In our world characterized by an unprecedented level of economic development, technological means and financial resources, it is a moral outrage that millions of persons are still living in extreme poverty.
Poverty is not solely an economic issue, but a multidimensional phenomenon that encompasses a lack of both income and the basic capabilities to live in dignity.
Persons living in poverty experience many interrelated and mutually reinforcing deprivations that prevent them from realizing their rights and perpetuate their poverty, including:
- dangerous work conditions
- unsafe housing
- lack of nutritious food
- unequal access to justice
- lack of political power
- limited access to health care
This year marks the 27th anniversary of the declaration by the UN General Assembly of 17 October as the International Day for the Eradication of Poverty.
This year also marks the 32nd anniversary of the Call to Action by Father Joseph Wresinski — which inspired the observance of October 17 as the World Day for Overcoming Extreme Poverty — and the recognition by the United Nations of the day as the International Day for the Eradication of Poverty.
The 2019 theme for the Day of Eradication of Poverty is: Acting Together to Empower Children, their Families and Communities to End Poverty.
On this day we’re invited to spend some time reflecting on what specific actions we are called to take to support families and children living in poverty in in our neighbourhoods and suburbs or local towns eg support local charities and agencies, make a meal for a family, share some of the produce from your garden or orchard, donate goods & clothing you no longer need.

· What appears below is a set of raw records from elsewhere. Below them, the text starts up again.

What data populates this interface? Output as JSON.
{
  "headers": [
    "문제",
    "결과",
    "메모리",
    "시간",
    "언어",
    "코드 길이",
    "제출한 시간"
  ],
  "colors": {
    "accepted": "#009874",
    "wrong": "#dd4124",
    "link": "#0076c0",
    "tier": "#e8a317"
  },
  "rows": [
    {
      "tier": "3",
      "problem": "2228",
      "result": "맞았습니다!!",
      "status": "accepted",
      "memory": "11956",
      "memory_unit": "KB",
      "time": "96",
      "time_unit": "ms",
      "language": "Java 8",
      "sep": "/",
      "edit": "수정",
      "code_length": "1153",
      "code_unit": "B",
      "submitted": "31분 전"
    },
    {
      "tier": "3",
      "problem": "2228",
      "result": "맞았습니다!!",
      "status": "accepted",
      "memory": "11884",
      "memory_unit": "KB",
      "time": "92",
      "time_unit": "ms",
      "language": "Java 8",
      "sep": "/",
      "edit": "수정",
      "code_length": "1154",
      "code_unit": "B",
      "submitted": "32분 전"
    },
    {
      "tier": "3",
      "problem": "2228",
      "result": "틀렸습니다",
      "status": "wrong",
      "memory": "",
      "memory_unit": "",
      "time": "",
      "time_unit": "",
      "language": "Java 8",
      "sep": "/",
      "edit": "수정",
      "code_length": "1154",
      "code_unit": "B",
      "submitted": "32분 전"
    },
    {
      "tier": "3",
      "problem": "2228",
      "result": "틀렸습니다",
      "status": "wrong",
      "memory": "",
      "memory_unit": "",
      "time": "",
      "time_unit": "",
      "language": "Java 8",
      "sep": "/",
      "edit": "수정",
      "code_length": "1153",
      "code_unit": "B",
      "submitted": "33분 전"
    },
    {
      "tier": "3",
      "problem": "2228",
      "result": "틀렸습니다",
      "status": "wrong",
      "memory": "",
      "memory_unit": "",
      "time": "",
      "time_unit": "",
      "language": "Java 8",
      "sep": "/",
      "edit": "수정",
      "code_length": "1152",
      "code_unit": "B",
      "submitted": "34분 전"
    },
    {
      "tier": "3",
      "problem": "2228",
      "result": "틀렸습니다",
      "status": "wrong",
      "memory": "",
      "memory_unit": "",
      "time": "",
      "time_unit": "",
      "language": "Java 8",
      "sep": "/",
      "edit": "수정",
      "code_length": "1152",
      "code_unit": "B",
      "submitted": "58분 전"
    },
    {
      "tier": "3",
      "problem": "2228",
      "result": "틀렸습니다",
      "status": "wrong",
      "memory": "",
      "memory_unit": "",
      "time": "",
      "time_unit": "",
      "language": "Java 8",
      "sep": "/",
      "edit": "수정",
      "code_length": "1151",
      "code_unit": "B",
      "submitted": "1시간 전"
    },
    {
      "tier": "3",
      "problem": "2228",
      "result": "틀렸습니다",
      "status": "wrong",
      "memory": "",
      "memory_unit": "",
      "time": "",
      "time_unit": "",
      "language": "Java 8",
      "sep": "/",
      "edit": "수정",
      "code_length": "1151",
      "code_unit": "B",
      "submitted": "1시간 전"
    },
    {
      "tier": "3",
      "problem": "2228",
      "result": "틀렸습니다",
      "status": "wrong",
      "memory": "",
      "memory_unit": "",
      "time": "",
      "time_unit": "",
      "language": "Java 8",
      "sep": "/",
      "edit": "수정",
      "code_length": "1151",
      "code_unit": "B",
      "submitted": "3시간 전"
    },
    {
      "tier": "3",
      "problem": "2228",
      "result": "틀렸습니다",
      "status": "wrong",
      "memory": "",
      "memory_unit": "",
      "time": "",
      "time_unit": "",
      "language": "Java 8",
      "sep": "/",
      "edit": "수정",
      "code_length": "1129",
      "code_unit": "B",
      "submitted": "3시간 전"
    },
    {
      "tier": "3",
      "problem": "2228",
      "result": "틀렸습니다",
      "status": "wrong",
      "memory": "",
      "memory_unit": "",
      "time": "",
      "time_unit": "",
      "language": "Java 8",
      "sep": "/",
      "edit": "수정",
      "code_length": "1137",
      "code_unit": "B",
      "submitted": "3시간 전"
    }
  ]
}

We are also invited to consider in what ways we can make a difference to people living in poverty in the global world eg by our advocacy, by action to reduce climate change affecting many nations, by calling for an end to war and violence that particularly leaves many women and children living in poverty, or by contributing to fundraising appeals.